━━ EXERCISE MATERIALS ━━
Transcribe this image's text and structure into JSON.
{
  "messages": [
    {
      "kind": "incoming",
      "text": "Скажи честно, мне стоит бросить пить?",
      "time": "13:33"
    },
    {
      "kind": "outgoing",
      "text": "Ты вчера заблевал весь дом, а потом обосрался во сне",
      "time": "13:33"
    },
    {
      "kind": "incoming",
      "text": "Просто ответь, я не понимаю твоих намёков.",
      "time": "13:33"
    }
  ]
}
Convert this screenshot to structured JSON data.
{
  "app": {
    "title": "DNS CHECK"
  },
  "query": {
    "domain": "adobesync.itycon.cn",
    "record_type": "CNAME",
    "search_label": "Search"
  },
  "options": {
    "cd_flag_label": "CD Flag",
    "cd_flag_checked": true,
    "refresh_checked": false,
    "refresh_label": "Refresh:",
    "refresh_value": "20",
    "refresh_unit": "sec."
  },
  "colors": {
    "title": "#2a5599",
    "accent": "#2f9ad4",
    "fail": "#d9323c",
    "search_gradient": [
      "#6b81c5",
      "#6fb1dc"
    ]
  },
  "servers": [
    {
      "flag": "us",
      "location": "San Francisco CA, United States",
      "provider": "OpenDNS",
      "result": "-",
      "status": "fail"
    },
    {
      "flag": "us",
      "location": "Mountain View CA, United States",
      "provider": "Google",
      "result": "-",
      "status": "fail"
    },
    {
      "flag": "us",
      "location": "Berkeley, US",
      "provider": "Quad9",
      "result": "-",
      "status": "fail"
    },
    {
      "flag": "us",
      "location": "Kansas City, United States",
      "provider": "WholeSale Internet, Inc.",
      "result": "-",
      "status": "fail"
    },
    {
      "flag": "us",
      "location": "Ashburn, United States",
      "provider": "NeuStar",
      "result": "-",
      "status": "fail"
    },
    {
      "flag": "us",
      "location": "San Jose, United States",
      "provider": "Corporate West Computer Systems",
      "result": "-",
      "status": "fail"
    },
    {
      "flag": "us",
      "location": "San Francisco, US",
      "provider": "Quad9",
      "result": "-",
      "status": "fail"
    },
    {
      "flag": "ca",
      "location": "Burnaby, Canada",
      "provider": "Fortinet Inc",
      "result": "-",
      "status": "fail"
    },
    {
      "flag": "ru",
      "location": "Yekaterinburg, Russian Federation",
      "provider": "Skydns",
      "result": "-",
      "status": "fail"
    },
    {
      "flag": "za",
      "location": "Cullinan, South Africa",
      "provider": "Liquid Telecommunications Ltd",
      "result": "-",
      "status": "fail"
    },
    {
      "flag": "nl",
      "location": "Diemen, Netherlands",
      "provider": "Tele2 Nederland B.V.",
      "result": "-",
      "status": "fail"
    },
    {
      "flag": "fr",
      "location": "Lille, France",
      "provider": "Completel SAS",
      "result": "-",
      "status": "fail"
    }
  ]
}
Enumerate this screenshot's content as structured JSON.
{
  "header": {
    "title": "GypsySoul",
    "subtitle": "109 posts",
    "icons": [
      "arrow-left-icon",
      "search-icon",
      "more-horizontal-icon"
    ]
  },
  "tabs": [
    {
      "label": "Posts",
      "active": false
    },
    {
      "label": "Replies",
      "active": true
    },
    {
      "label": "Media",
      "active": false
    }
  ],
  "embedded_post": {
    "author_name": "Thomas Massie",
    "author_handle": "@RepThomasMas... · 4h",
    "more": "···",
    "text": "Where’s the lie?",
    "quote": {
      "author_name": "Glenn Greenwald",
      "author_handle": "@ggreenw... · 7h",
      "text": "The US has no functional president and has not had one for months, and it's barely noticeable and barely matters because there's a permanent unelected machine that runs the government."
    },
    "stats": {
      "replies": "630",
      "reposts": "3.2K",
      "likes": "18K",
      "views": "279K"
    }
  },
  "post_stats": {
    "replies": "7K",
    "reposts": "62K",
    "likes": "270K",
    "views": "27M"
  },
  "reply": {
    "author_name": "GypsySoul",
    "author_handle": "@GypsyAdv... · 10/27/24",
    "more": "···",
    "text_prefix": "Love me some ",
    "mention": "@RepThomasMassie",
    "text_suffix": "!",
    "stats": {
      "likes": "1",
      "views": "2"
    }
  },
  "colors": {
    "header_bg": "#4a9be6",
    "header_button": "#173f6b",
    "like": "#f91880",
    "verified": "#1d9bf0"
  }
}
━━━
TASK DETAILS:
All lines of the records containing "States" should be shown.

RESPONSE FOR THIS EXERCISE:
      "location": "San Francisco CA, United States",
      "location": "Mountain View CA, United States",
      "location": "Kansas City, United States",
      "location": "Ashburn, United States",
      "location": "San Jose, United States",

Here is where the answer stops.